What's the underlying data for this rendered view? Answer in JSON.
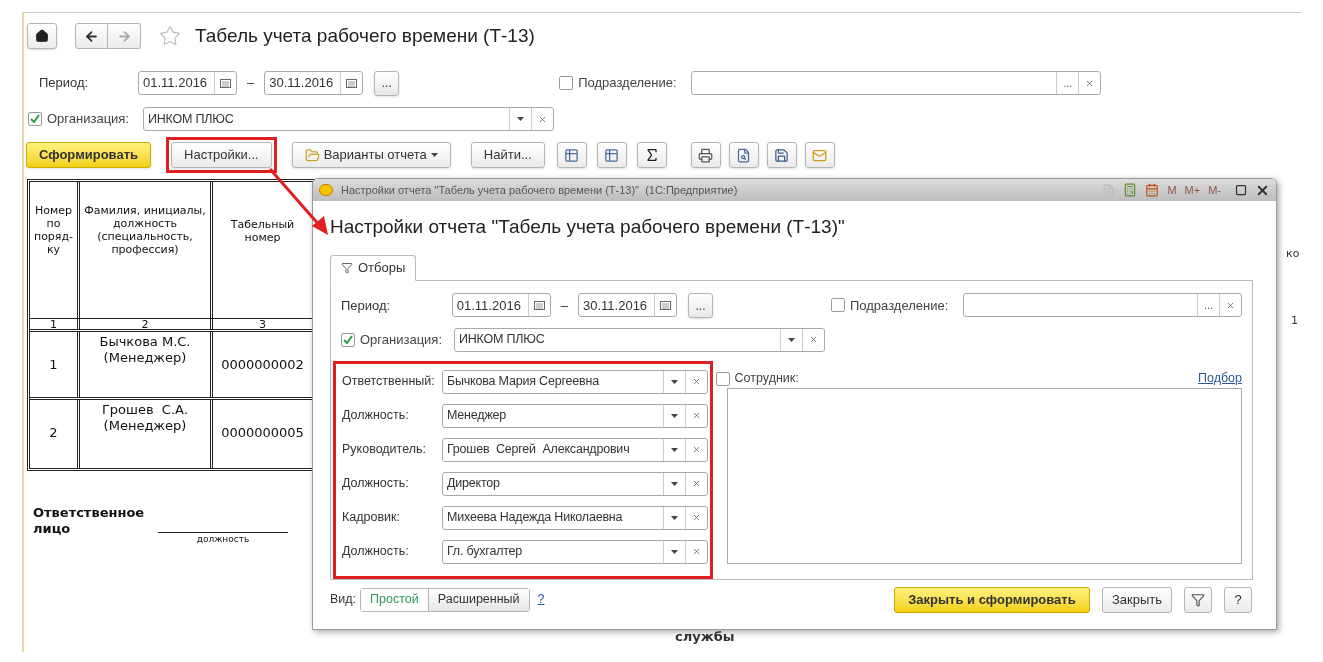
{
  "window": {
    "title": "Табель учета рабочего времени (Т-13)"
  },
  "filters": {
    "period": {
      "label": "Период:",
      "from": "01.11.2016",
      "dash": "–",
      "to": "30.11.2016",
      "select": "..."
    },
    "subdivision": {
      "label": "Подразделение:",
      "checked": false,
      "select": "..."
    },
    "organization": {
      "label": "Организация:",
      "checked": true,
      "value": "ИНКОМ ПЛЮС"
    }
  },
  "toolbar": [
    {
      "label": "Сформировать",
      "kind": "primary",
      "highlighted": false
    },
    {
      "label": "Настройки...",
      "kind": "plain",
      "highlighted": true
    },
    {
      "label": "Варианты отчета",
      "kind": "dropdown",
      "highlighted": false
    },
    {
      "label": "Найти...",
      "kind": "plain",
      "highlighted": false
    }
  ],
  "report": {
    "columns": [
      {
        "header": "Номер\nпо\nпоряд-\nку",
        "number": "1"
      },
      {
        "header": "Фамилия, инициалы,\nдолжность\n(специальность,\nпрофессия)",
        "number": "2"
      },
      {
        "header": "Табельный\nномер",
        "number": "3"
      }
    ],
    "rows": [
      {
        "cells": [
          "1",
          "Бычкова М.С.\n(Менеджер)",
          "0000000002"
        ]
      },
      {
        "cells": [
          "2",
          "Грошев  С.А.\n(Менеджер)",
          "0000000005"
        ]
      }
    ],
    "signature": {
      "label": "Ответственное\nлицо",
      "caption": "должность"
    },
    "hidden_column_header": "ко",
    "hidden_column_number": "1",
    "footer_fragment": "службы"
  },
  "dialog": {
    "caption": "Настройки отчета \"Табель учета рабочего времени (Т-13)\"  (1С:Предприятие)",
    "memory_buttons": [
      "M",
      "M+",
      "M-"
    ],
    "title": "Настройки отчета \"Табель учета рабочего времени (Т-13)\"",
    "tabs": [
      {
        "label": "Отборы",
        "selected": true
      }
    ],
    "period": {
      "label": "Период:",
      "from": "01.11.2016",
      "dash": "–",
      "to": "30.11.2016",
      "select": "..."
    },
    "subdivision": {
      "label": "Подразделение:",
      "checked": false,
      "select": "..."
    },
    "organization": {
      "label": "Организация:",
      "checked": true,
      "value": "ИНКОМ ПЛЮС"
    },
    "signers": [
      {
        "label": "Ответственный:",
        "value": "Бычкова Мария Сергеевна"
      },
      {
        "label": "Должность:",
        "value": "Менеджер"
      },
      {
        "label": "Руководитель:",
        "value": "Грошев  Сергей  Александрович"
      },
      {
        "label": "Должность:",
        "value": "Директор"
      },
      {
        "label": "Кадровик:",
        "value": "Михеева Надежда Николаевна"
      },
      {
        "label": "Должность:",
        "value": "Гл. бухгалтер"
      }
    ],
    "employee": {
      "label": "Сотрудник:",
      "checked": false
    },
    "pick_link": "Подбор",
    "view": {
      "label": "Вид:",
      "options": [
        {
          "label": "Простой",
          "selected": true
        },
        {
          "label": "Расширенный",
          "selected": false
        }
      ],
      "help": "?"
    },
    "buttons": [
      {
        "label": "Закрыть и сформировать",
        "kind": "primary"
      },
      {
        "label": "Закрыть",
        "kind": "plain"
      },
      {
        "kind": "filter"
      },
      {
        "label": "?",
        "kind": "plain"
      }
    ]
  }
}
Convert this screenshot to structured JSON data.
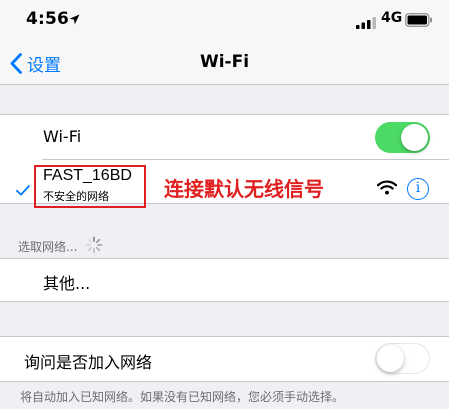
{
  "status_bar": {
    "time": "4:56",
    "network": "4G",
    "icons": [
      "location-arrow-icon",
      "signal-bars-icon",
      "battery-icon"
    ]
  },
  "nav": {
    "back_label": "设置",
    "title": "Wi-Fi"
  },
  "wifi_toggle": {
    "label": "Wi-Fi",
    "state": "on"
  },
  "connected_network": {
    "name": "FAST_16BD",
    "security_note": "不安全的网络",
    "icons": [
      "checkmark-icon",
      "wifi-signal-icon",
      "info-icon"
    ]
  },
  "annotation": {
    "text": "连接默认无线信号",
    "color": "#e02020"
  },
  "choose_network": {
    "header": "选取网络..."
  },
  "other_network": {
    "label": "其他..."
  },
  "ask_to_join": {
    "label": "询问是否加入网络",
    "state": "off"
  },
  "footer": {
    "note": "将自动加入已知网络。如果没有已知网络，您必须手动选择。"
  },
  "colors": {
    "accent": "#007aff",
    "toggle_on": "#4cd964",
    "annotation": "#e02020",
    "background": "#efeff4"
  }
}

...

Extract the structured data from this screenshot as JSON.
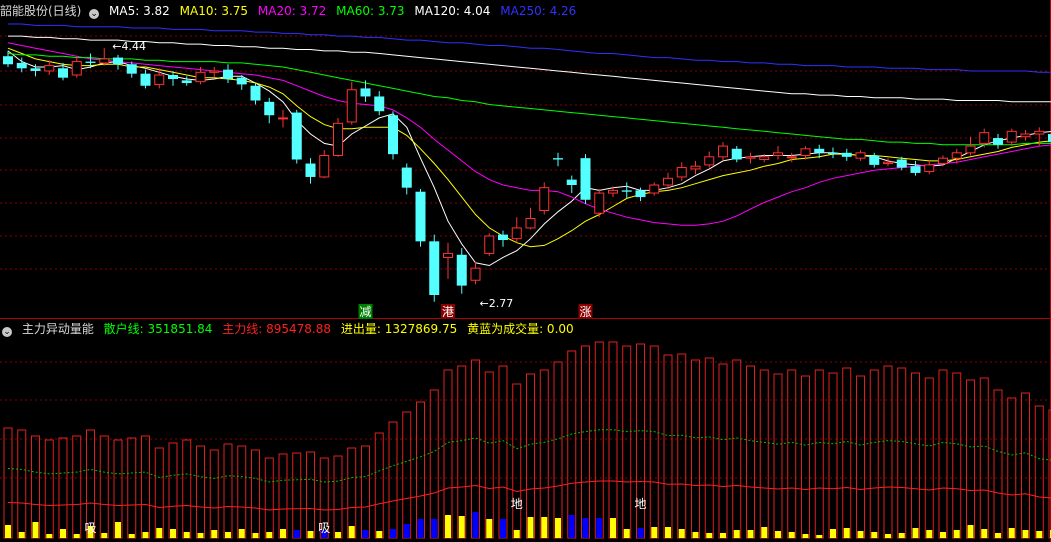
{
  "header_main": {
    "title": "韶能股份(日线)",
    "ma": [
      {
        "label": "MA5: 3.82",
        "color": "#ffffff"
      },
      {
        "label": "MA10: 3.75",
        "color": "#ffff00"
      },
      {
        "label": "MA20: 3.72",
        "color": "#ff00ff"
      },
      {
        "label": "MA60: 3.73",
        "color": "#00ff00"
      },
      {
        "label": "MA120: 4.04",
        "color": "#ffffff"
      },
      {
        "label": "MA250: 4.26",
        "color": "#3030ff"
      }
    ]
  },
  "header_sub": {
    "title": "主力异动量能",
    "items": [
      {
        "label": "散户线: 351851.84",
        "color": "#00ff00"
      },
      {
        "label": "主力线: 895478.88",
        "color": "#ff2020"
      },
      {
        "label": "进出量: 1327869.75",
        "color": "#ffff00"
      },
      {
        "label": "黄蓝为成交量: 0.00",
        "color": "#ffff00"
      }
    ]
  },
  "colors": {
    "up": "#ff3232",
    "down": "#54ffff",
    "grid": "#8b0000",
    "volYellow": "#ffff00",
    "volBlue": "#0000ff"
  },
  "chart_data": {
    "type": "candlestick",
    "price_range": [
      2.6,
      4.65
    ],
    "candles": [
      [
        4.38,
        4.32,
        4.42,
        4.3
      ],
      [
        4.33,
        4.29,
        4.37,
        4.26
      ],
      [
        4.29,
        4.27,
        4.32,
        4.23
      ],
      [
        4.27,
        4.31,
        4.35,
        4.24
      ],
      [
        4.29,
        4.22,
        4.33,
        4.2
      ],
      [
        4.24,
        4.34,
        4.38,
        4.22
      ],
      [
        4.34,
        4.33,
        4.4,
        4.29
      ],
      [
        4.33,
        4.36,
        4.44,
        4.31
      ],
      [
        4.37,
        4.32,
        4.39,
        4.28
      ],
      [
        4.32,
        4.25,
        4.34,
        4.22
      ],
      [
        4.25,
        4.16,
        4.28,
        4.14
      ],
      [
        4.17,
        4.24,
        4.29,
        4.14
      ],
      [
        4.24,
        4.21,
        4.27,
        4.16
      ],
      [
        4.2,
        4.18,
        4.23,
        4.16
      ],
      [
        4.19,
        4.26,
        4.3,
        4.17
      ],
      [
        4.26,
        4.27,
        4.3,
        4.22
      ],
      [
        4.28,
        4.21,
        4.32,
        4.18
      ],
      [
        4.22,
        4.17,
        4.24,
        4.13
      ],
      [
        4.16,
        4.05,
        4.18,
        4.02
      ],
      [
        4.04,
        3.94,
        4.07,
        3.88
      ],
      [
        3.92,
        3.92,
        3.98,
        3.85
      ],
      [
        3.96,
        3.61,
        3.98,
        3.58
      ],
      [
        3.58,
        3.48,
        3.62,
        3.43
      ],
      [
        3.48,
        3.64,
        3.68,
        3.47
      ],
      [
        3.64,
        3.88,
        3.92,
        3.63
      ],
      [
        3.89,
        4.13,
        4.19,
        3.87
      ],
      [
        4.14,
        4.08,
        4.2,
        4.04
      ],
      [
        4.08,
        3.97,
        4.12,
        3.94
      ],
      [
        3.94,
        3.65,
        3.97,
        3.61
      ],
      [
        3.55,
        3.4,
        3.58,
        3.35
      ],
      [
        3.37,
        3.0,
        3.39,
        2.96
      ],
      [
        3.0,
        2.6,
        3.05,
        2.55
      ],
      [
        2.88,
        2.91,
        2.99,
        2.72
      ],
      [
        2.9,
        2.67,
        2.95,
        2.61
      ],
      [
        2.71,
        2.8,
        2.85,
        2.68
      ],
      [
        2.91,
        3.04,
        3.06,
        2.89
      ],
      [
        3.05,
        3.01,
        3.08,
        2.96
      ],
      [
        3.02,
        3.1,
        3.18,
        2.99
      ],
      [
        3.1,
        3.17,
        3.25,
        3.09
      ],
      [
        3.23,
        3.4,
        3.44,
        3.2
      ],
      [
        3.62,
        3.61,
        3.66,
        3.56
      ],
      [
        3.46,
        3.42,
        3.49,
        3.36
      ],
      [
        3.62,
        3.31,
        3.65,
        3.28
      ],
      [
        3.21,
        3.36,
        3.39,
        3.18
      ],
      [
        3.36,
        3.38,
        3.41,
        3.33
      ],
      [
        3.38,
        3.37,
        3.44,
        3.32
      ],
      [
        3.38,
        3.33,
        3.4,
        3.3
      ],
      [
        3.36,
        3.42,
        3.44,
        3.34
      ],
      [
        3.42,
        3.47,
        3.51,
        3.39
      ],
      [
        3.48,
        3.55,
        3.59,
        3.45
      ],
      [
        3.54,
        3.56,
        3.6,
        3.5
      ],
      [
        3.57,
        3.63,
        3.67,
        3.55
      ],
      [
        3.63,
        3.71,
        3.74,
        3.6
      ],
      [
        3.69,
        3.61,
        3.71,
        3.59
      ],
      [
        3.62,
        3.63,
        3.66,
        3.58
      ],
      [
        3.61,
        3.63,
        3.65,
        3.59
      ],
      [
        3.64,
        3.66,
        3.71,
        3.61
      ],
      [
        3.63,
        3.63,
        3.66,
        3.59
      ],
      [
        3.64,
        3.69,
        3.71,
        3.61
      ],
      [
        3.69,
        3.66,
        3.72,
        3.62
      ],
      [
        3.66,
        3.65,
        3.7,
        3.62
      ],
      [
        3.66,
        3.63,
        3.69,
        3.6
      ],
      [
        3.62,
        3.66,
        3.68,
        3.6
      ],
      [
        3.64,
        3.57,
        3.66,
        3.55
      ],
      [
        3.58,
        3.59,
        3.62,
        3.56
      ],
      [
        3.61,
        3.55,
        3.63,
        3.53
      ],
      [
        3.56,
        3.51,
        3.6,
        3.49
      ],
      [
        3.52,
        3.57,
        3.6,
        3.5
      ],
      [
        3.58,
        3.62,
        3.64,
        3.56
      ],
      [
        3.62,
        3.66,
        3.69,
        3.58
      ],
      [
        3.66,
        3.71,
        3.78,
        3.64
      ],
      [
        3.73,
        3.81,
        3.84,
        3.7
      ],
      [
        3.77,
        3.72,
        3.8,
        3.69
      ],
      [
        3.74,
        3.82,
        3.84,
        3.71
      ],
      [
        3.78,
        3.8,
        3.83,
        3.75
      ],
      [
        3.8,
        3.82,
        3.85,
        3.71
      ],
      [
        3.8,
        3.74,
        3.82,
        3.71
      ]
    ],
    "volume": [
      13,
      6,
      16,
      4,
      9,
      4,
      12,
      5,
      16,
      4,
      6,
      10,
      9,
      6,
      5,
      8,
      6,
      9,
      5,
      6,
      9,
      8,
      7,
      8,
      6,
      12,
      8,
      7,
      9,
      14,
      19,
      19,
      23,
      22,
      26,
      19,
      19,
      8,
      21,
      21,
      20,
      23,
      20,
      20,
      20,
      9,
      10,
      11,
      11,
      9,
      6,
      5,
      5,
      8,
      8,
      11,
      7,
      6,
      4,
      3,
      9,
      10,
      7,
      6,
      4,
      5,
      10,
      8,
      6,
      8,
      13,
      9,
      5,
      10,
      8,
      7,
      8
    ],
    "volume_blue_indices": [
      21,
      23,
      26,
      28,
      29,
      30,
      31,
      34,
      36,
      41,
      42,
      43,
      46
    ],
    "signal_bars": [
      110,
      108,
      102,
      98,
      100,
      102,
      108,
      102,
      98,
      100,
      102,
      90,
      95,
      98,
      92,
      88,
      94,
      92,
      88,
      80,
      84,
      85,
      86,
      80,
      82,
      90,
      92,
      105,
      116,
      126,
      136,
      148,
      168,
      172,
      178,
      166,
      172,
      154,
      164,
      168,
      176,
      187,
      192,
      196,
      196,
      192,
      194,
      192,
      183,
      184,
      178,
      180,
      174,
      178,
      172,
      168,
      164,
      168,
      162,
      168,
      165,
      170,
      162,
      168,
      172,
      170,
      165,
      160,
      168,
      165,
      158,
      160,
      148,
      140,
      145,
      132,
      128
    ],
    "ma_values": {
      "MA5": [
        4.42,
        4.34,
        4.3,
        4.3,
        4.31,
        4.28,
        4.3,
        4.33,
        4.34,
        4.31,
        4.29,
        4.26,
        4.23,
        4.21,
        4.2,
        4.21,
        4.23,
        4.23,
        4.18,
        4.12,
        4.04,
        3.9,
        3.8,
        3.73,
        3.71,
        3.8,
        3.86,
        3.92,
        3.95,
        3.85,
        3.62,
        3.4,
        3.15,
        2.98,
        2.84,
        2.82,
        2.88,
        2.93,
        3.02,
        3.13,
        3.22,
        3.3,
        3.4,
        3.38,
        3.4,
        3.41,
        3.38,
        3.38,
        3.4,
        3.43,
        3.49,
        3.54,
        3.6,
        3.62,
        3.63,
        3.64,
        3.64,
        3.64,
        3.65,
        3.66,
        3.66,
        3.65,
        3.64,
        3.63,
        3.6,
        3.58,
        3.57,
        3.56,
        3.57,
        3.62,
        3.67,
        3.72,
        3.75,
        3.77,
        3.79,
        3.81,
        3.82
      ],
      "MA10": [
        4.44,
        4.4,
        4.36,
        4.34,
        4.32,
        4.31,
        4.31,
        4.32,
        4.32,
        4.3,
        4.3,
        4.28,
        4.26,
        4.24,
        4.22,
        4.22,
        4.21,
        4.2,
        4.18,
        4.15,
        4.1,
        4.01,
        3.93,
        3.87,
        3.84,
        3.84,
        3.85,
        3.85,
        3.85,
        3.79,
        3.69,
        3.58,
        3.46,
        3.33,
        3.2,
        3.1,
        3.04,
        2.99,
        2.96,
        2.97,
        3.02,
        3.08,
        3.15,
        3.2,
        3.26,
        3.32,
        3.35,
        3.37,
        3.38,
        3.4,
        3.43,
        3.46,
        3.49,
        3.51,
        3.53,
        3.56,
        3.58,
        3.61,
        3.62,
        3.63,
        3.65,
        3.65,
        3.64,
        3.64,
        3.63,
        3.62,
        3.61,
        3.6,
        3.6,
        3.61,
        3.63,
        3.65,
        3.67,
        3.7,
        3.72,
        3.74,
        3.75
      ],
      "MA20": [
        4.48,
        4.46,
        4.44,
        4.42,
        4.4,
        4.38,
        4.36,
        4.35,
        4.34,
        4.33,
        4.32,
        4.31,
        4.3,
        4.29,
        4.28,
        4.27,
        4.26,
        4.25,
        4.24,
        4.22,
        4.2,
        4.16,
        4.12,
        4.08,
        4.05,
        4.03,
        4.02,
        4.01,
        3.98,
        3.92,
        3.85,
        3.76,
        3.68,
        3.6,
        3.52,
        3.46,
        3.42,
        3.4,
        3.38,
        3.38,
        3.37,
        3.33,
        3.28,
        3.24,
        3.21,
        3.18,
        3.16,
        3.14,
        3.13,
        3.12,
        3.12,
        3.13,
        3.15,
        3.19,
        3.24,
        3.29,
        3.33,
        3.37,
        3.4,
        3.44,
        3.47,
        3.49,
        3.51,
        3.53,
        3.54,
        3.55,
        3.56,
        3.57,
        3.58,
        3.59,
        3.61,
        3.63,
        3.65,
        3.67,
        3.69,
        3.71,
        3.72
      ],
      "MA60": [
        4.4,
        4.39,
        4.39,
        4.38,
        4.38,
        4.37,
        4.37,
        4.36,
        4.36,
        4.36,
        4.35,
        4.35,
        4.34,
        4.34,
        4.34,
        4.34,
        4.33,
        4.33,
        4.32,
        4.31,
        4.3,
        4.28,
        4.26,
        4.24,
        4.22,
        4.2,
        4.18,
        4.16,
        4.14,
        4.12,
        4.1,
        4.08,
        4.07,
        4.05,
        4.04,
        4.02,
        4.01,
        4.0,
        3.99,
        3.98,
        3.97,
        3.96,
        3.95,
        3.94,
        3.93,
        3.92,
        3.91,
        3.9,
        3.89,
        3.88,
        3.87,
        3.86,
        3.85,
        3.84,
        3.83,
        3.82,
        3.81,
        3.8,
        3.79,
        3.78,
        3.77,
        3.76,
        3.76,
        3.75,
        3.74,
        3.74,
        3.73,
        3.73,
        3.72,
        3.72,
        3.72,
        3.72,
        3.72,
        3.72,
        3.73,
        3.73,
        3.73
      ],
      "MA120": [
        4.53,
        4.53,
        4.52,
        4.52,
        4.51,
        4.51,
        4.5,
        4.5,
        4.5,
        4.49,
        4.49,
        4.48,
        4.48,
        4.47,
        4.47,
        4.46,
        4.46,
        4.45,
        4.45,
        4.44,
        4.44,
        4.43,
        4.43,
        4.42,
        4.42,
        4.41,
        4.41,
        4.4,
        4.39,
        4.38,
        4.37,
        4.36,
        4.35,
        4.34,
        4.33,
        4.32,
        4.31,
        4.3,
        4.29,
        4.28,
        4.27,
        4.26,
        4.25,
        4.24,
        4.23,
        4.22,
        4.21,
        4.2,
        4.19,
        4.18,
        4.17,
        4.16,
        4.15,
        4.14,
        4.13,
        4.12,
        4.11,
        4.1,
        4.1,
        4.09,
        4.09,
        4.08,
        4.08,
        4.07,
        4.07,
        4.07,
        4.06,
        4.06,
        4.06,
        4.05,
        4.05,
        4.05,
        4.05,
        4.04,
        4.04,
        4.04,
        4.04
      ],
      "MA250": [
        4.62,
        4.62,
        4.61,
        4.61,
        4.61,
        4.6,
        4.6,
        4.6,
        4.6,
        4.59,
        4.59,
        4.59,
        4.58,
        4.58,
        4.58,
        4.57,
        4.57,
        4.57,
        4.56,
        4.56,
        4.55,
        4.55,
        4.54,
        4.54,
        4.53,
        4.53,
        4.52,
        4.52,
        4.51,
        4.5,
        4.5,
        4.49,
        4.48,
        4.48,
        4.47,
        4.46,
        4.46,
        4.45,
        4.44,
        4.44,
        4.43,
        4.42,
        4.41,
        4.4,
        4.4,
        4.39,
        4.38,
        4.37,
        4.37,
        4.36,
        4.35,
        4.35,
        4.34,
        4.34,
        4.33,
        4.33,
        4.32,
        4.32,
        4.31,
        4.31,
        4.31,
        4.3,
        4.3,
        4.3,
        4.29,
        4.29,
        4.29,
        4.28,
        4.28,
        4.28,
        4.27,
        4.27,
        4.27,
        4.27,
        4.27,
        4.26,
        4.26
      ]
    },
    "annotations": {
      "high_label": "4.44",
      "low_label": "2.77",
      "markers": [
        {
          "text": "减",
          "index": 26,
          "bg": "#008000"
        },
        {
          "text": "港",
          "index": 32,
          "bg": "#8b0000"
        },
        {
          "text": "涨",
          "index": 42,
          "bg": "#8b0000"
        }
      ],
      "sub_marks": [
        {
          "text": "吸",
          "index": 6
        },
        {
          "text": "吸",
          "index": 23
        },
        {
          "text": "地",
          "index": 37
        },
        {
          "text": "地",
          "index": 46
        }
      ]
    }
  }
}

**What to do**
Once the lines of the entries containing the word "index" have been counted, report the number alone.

**Exercise output**
7